- PROBLEM DESCRIPTION
In your copy, include every record exactly and no pictures.
+++ RECORDS FOR THIS TASK +++
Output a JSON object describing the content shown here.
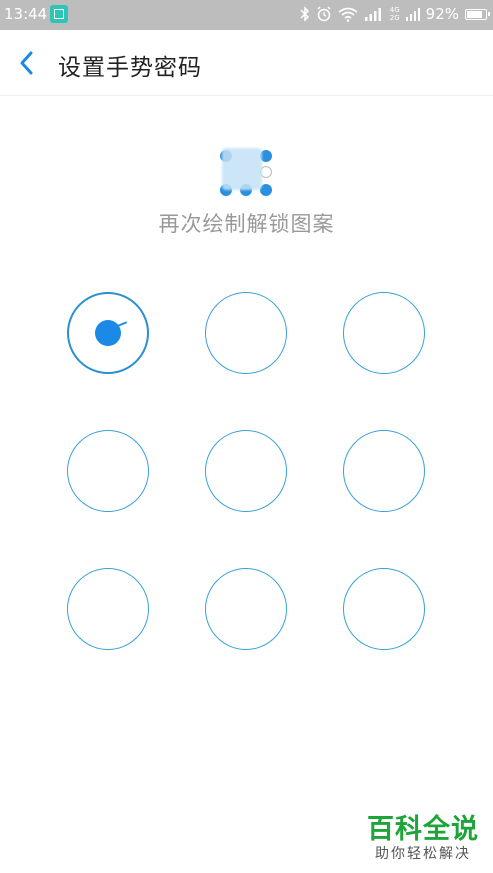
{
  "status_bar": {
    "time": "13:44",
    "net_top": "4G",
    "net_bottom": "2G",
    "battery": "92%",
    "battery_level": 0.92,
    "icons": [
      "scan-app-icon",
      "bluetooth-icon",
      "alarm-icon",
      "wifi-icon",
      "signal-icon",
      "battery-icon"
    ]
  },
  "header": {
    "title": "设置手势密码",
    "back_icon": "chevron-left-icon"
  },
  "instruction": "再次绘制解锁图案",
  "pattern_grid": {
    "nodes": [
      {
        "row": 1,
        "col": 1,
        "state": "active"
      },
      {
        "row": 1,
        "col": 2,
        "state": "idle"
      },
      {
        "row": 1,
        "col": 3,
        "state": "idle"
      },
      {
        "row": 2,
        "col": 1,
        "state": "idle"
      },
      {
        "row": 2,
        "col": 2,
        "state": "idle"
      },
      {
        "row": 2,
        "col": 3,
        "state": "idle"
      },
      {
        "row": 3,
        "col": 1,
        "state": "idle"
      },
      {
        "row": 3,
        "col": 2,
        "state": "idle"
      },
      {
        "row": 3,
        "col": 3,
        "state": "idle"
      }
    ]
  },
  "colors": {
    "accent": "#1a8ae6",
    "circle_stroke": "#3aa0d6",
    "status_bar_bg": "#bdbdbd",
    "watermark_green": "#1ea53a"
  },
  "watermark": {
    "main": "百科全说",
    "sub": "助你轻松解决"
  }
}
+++
- FINISHED EXERCISE
Output a JSON object describing the content shown here.
{
  "status_bar": {
    "time": "13:44",
    "net_top": "4G",
    "net_bottom": "2G",
    "battery": "92%",
    "battery_level": 0.92,
    "icons": [
      "scan-app-icon",
      "bluetooth-icon",
      "alarm-icon",
      "wifi-icon",
      "signal-icon",
      "battery-icon"
    ]
  },
  "header": {
    "title": "设置手势密码",
    "back_icon": "chevron-left-icon"
  },
  "instruction": "再次绘制解锁图案",
  "pattern_grid": {
    "nodes": [
      {
        "row": 1,
        "col": 1,
        "state": "active"
      },
      {
        "row": 1,
        "col": 2,
        "state": "idle"
      },
      {
        "row": 1,
        "col": 3,
        "state": "idle"
      },
      {
        "row": 2,
        "col": 1,
        "state": "idle"
      },
      {
        "row": 2,
        "col": 2,
        "state": "idle"
      },
      {
        "row": 2,
        "col": 3,
        "state": "idle"
      },
      {
        "row": 3,
        "col": 1,
        "state": "idle"
      },
      {
        "row": 3,
        "col": 2,
        "state": "idle"
      },
      {
        "row": 3,
        "col": 3,
        "state": "idle"
      }
    ]
  },
  "colors": {
    "accent": "#1a8ae6",
    "circle_stroke": "#3aa0d6",
    "status_bar_bg": "#bdbdbd",
    "watermark_green": "#1ea53a"
  },
  "watermark": {
    "main": "百科全说",
    "sub": "助你轻松解决"
  }
}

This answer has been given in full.